───── DATASET CONTENT

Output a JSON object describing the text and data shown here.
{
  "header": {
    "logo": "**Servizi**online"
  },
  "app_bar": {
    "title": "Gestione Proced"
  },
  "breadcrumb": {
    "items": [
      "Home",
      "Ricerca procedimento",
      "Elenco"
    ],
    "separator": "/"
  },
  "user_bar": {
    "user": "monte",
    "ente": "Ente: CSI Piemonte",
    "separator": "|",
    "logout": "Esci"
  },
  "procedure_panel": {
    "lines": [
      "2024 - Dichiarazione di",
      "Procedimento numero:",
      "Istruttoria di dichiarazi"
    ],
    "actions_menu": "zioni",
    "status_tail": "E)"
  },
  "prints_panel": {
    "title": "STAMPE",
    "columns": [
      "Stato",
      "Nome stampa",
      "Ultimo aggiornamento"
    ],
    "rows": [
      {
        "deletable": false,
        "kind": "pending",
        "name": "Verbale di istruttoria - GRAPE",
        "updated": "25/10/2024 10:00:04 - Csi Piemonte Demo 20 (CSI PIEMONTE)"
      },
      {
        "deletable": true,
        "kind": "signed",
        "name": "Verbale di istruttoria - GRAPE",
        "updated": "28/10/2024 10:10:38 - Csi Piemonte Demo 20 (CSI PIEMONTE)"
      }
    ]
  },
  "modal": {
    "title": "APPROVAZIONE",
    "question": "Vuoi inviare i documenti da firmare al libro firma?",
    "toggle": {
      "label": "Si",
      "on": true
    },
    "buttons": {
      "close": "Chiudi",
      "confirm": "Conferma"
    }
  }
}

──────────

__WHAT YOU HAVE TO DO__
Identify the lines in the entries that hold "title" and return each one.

__REPLY TO THE TASK__
    "title": "Gestione Proced"
    "title": "STAMPE",
    "title": "APPROVAZIONE",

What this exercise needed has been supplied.